Dataset rows for apps and sites
━━━━━━━━━━

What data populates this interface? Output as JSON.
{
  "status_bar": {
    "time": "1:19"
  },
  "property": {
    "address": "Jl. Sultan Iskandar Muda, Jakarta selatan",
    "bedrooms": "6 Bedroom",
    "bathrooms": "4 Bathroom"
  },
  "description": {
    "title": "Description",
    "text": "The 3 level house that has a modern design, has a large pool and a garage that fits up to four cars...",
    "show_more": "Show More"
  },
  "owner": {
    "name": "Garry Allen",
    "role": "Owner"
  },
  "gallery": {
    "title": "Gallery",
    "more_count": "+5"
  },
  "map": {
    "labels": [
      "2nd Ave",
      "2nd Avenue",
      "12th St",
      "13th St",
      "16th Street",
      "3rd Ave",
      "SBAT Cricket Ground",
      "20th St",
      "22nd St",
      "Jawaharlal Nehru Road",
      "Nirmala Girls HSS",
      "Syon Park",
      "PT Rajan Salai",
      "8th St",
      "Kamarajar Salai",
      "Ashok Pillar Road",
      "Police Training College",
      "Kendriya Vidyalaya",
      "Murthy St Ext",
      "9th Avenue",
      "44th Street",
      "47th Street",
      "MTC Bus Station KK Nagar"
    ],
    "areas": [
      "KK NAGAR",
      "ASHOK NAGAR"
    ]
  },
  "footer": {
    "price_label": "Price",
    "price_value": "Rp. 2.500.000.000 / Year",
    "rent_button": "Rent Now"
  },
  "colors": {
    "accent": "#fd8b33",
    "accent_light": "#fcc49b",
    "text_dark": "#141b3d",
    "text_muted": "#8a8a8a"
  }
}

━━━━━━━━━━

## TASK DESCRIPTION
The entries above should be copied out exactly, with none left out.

## REPLY TO THE EXERCISE
What data populates this interface? Output as JSON.
{
  "status_bar": {
    "time": "1:19"
  },
  "property": {
    "address": "Jl. Sultan Iskandar Muda, Jakarta selatan",
    "bedrooms": "6 Bedroom",
    "bathrooms": "4 Bathroom"
  },
  "description": {
    "title": "Description",
    "text": "The 3 level house that has a modern design, has a large pool and a garage that fits up to four cars...",
    "show_more": "Show More"
  },
  "owner": {
    "name": "Garry Allen",
    "role": "Owner"
  },
  "gallery": {
    "title": "Gallery",
    "more_count": "+5"
  },
  "map": {
    "labels": [
      "2nd Ave",
      "2nd Avenue",
      "12th St",
      "13th St",
      "16th Street",
      "3rd Ave",
      "SBAT Cricket Ground",
      "20th St",
      "22nd St",
      "Jawaharlal Nehru Road",
      "Nirmala Girls HSS",
      "Syon Park",
      "PT Rajan Salai",
      "8th St",
      "Kamarajar Salai",
      "Ashok Pillar Road",
      "Police Training College",
      "Kendriya Vidyalaya",
      "Murthy St Ext",
      "9th Avenue",
      "44th Street",
      "47th Street",
      "MTC Bus Station KK Nagar"
    ],
    "areas": [
      "KK NAGAR",
      "ASHOK NAGAR"
    ]
  },
  "footer": {
    "price_label": "Price",
    "price_value": "Rp. 2.500.000.000 / Year",
    "rent_button": "Rent Now"
  },
  "colors": {
    "accent": "#fd8b33",
    "accent_light": "#fcc49b",
    "text_dark": "#141b3d",
    "text_muted": "#8a8a8a"
  }
}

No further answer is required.